Exercise description. Print every record below exactly as it stands, but leave out the pictures.

━━━━━━━━━━━━━━━━

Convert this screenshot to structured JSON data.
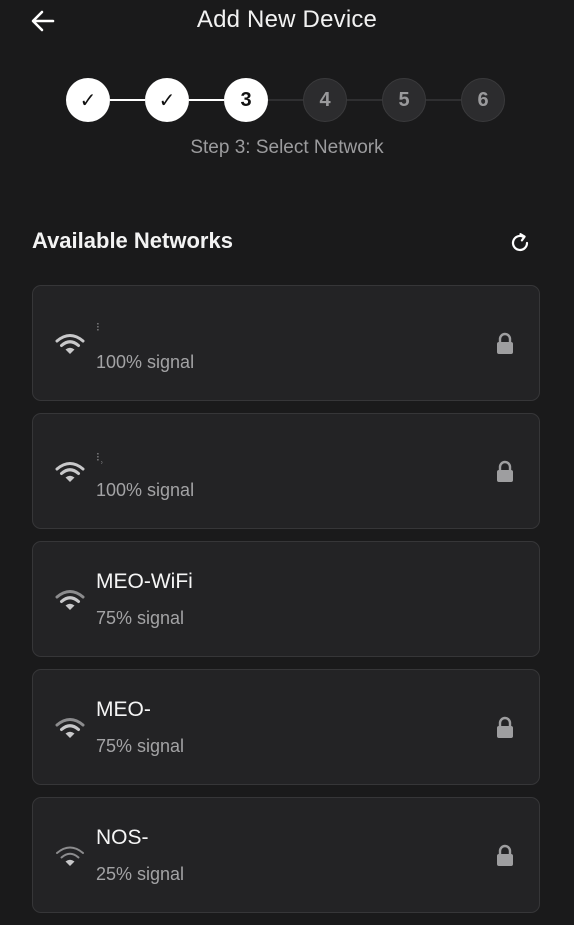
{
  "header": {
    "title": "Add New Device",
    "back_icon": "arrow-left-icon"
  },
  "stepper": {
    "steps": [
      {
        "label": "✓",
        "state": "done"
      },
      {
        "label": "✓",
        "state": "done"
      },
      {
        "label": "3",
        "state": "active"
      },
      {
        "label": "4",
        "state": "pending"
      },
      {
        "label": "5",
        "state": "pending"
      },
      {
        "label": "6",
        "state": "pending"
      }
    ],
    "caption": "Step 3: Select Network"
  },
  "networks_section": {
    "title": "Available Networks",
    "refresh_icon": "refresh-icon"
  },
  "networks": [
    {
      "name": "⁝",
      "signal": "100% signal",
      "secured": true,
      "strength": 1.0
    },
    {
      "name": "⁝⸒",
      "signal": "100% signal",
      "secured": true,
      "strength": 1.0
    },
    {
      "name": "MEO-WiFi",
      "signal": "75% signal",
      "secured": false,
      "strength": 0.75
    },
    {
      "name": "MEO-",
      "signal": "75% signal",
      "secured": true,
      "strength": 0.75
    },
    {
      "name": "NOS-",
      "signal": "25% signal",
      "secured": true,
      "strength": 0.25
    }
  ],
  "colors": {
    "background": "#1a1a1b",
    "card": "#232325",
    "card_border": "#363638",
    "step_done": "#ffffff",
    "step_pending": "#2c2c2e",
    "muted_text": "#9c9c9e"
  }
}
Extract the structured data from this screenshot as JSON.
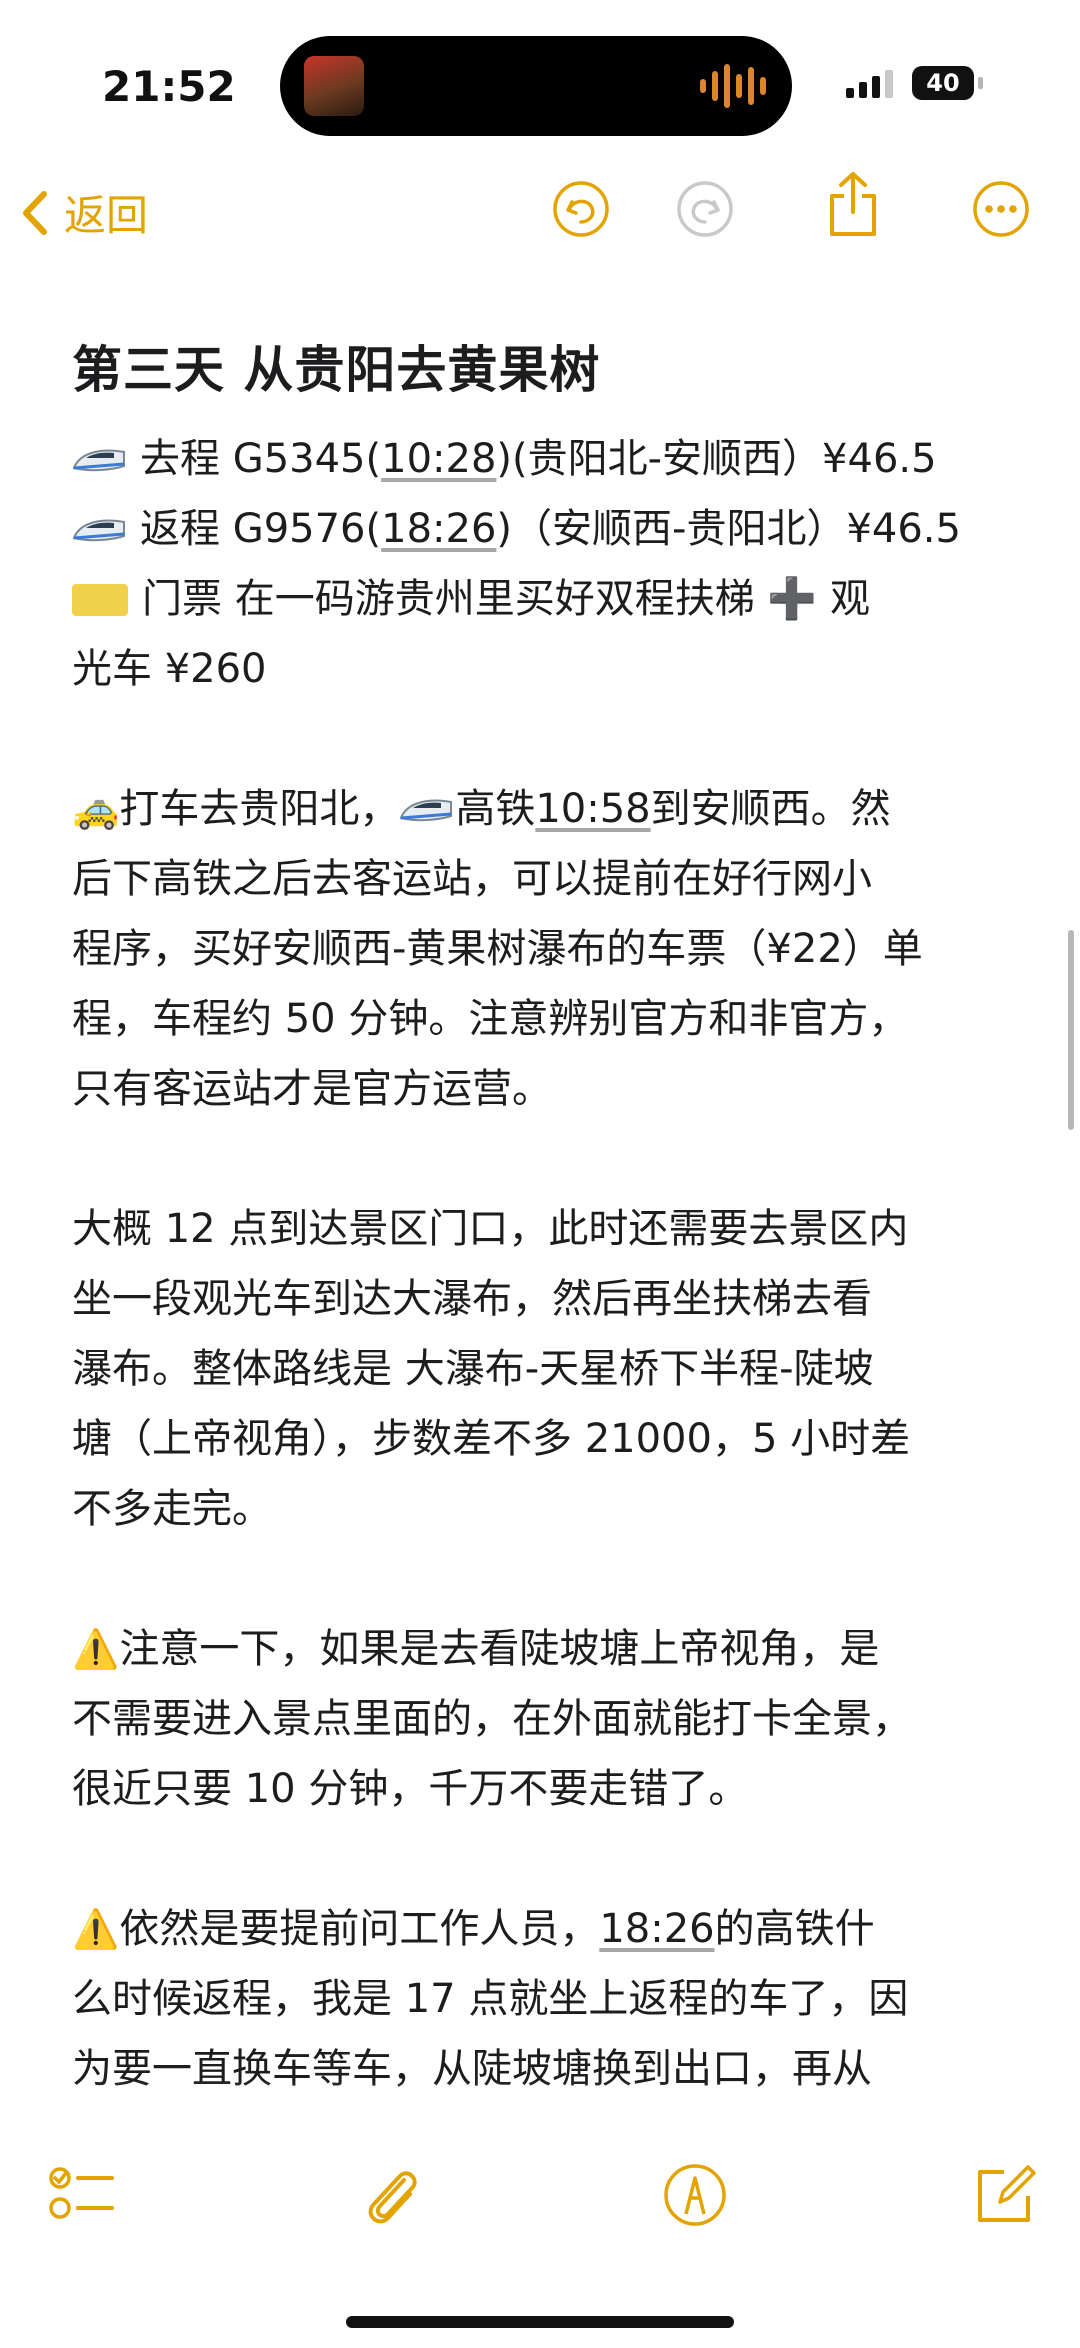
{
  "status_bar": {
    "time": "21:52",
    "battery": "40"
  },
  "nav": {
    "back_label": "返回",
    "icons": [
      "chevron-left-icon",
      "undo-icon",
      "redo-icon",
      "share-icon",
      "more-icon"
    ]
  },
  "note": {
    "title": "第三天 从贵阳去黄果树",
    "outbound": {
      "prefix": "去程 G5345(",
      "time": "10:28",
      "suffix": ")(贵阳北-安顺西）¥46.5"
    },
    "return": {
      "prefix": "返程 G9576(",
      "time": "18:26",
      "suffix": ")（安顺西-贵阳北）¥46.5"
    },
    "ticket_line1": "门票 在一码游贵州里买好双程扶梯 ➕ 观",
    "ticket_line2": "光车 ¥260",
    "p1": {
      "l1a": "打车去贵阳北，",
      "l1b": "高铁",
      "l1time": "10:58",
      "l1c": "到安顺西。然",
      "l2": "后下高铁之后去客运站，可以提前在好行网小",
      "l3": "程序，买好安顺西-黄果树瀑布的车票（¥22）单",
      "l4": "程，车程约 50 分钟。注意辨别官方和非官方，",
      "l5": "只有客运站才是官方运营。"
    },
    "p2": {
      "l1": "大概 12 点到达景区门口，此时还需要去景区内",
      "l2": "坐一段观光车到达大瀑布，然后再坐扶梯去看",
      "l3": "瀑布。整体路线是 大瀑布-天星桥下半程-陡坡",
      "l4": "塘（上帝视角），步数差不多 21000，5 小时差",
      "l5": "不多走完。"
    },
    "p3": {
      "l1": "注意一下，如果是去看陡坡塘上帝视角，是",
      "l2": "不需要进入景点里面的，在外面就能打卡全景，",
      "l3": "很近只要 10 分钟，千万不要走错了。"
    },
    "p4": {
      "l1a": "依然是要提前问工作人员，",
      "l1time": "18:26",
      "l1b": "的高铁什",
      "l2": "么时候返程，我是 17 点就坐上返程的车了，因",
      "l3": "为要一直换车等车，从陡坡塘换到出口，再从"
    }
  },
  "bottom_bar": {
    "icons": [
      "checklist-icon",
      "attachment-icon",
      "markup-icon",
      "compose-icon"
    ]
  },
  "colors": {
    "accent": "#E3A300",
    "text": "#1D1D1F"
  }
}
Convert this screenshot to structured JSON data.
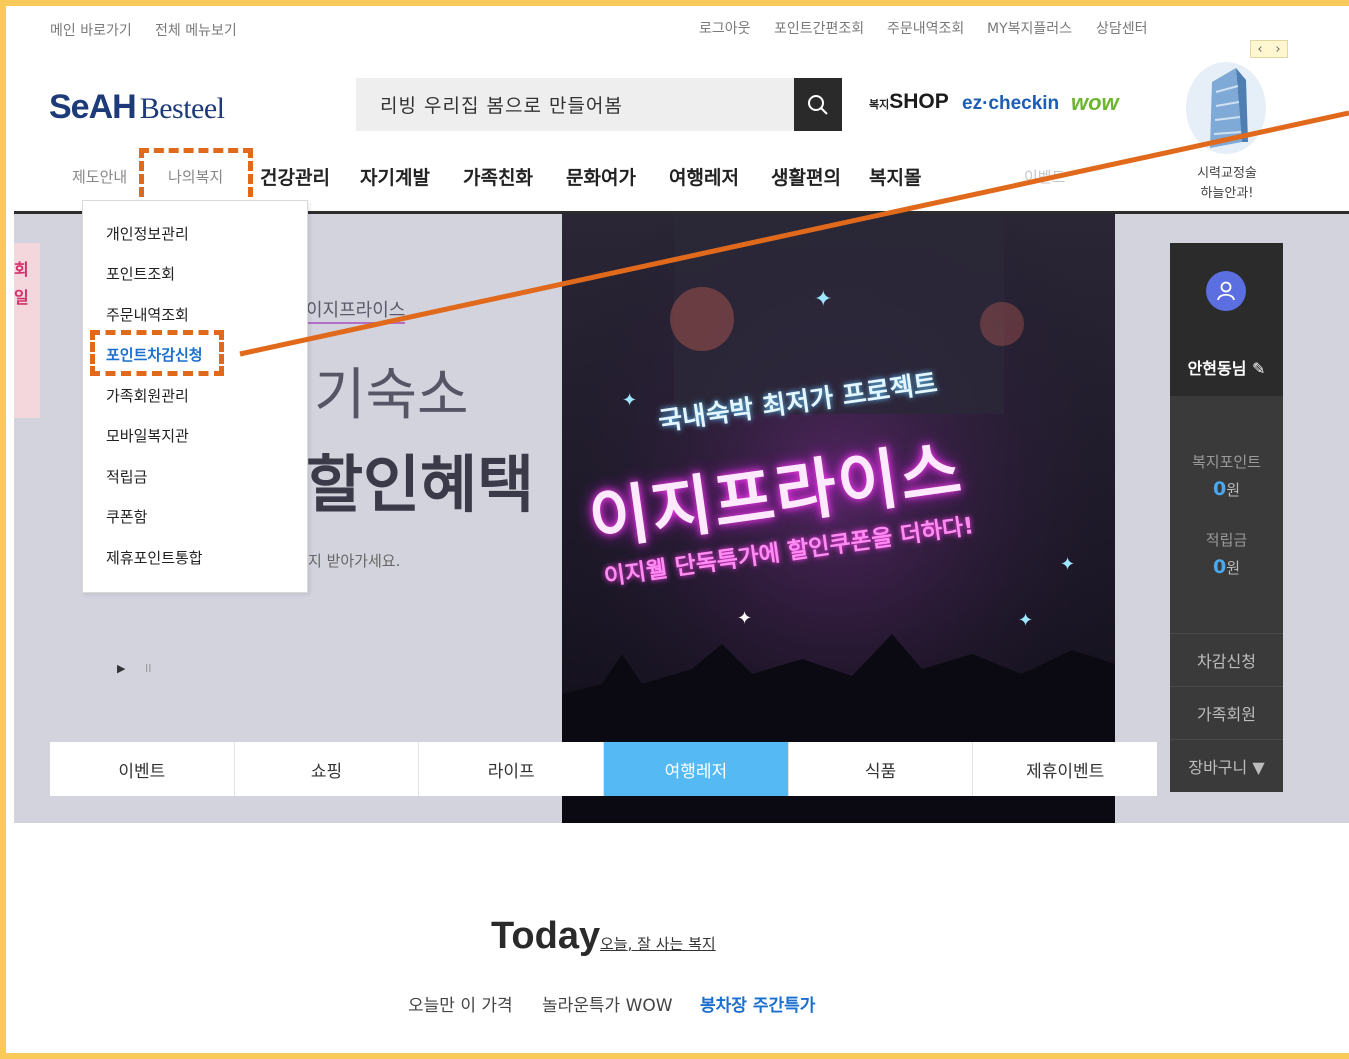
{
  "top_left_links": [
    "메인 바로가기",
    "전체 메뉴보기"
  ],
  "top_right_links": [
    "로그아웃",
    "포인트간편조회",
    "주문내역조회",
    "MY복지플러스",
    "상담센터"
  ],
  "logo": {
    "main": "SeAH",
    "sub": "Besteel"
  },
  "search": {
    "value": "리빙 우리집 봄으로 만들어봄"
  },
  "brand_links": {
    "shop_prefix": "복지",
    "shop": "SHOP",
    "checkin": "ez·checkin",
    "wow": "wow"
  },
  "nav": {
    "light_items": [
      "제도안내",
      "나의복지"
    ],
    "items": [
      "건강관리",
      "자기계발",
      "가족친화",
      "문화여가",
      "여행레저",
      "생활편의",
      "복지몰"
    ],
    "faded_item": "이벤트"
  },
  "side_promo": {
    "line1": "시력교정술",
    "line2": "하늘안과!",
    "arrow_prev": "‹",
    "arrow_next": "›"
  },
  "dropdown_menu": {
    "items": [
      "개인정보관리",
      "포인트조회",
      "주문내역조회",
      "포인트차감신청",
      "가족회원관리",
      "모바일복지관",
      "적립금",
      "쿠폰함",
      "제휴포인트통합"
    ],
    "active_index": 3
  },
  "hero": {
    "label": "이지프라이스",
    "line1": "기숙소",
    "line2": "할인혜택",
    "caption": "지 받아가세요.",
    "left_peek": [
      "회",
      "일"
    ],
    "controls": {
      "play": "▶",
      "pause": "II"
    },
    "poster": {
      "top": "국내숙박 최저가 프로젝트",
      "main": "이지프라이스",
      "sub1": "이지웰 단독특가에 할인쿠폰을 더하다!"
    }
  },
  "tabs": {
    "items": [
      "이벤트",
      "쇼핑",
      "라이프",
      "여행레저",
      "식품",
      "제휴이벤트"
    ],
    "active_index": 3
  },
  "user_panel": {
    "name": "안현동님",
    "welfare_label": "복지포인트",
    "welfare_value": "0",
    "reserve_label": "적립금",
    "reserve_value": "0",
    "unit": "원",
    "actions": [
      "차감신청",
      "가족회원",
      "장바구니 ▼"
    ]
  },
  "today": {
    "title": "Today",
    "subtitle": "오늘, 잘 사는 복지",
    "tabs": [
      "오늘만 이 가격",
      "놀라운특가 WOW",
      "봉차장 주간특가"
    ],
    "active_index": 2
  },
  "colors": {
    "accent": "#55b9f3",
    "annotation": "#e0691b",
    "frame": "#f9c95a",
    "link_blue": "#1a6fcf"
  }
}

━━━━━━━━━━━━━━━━

The completed task.
Convert this screenshot to structured JSON data.
{
  "header": {
    "title": "Add New Device",
    "back_icon": "arrow-left-icon"
  },
  "stepper": {
    "steps": [
      {
        "label": "✓",
        "state": "done"
      },
      {
        "label": "✓",
        "state": "done"
      },
      {
        "label": "3",
        "state": "active"
      },
      {
        "label": "4",
        "state": "pending"
      },
      {
        "label": "5",
        "state": "pending"
      },
      {
        "label": "6",
        "state": "pending"
      }
    ],
    "caption": "Step 3: Select Network"
  },
  "networks_section": {
    "title": "Available Networks",
    "refresh_icon": "refresh-icon"
  },
  "networks": [
    {
      "name": "⁝",
      "signal": "100% signal",
      "secured": true,
      "strength": 1.0
    },
    {
      "name": "⁝⸒",
      "signal": "100% signal",
      "secured": true,
      "strength": 1.0
    },
    {
      "name": "MEO-WiFi",
      "signal": "75% signal",
      "secured": false,
      "strength": 0.75
    },
    {
      "name": "MEO-",
      "signal": "75% signal",
      "secured": true,
      "strength": 0.75
    },
    {
      "name": "NOS-",
      "signal": "25% signal",
      "secured": true,
      "strength": 0.25
    }
  ],
  "colors": {
    "background": "#1a1a1b",
    "card": "#232325",
    "card_border": "#363638",
    "step_done": "#ffffff",
    "step_pending": "#2c2c2e",
    "muted_text": "#9c9c9e"
  }
}
Extract the structured data from this screenshot as JSON.
{
  "status_bar": {
    "time": "21:52",
    "battery": "40"
  },
  "nav": {
    "back_label": "返回",
    "icons": [
      "chevron-left-icon",
      "undo-icon",
      "redo-icon",
      "share-icon",
      "more-icon"
    ]
  },
  "note": {
    "title": "第三天 从贵阳去黄果树",
    "outbound": {
      "prefix": "去程 G5345(",
      "time": "10:28",
      "suffix": ")(贵阳北-安顺西）¥46.5"
    },
    "return": {
      "prefix": "返程 G9576(",
      "time": "18:26",
      "suffix": ")（安顺西-贵阳北）¥46.5"
    },
    "ticket_line1": "门票 在一码游贵州里买好双程扶梯 ➕ 观",
    "ticket_line2": "光车 ¥260",
    "p1": {
      "l1a": "打车去贵阳北，",
      "l1b": "高铁",
      "l1time": "10:58",
      "l1c": "到安顺西。然",
      "l2": "后下高铁之后去客运站，可以提前在好行网小",
      "l3": "程序，买好安顺西-黄果树瀑布的车票（¥22）单",
      "l4": "程，车程约 50 分钟。注意辨别官方和非官方，",
      "l5": "只有客运站才是官方运营。"
    },
    "p2": {
      "l1": "大概 12 点到达景区门口，此时还需要去景区内",
      "l2": "坐一段观光车到达大瀑布，然后再坐扶梯去看",
      "l3": "瀑布。整体路线是 大瀑布-天星桥下半程-陡坡",
      "l4": "塘（上帝视角），步数差不多 21000，5 小时差",
      "l5": "不多走完。"
    },
    "p3": {
      "l1": "注意一下，如果是去看陡坡塘上帝视角，是",
      "l2": "不需要进入景点里面的，在外面就能打卡全景，",
      "l3": "很近只要 10 分钟，千万不要走错了。"
    },
    "p4": {
      "l1a": "依然是要提前问工作人员，",
      "l1time": "18:26",
      "l1b": "的高铁什",
      "l2": "么时候返程，我是 17 点就坐上返程的车了，因",
      "l3": "为要一直换车等车，从陡坡塘换到出口，再从"
    }
  },
  "bottom_bar": {
    "icons": [
      "checklist-icon",
      "attachment-icon",
      "markup-icon",
      "compose-icon"
    ]
  },
  "colors": {
    "accent": "#E3A300",
    "text": "#1D1D1F"
  }
}
Convert this screenshot to structured JSON data.
{
  "top_left_links": [
    "메인 바로가기",
    "전체 메뉴보기"
  ],
  "top_right_links": [
    "로그아웃",
    "포인트간편조회",
    "주문내역조회",
    "MY복지플러스",
    "상담센터"
  ],
  "logo": {
    "main": "SeAH",
    "sub": "Besteel"
  },
  "search": {
    "value": "리빙 우리집 봄으로 만들어봄"
  },
  "brand_links": {
    "shop_prefix": "복지",
    "shop": "SHOP",
    "checkin": "ez·checkin",
    "wow": "wow"
  },
  "nav": {
    "light_items": [
      "제도안내",
      "나의복지"
    ],
    "items": [
      "건강관리",
      "자기계발",
      "가족친화",
      "문화여가",
      "여행레저",
      "생활편의",
      "복지몰"
    ],
    "faded_item": "이벤트"
  },
  "side_promo": {
    "line1": "시력교정술",
    "line2": "하늘안과!",
    "arrow_prev": "‹",
    "arrow_next": "›"
  },
  "dropdown_menu": {
    "items": [
      "개인정보관리",
      "포인트조회",
      "주문내역조회",
      "포인트차감신청",
      "가족회원관리",
      "모바일복지관",
      "적립금",
      "쿠폰함",
      "제휴포인트통합"
    ],
    "active_index": 3
  },
  "hero": {
    "label": "이지프라이스",
    "line1": "기숙소",
    "line2": "할인혜택",
    "caption": "지 받아가세요.",
    "left_peek": [
      "회",
      "일"
    ],
    "controls": {
      "play": "▶",
      "pause": "II"
    },
    "poster": {
      "top": "국내숙박 최저가 프로젝트",
      "main": "이지프라이스",
      "sub1": "이지웰 단독특가에 할인쿠폰을 더하다!"
    }
  },
  "tabs": {
    "items": [
      "이벤트",
      "쇼핑",
      "라이프",
      "여행레저",
      "식품",
      "제휴이벤트"
    ],
    "active_index": 3
  },
  "user_panel": {
    "name": "안현동님",
    "welfare_label": "복지포인트",
    "welfare_value": "0",
    "reserve_label": "적립금",
    "reserve_value": "0",
    "unit": "원",
    "actions": [
      "차감신청",
      "가족회원",
      "장바구니 ▼"
    ]
  },
  "today": {
    "title": "Today",
    "subtitle": "오늘, 잘 사는 복지",
    "tabs": [
      "오늘만 이 가격",
      "놀라운특가 WOW",
      "봉차장 주간특가"
    ],
    "active_index": 2
  },
  "colors": {
    "accent": "#55b9f3",
    "annotation": "#e0691b",
    "frame": "#f9c95a",
    "link_blue": "#1a6fcf"
  }
}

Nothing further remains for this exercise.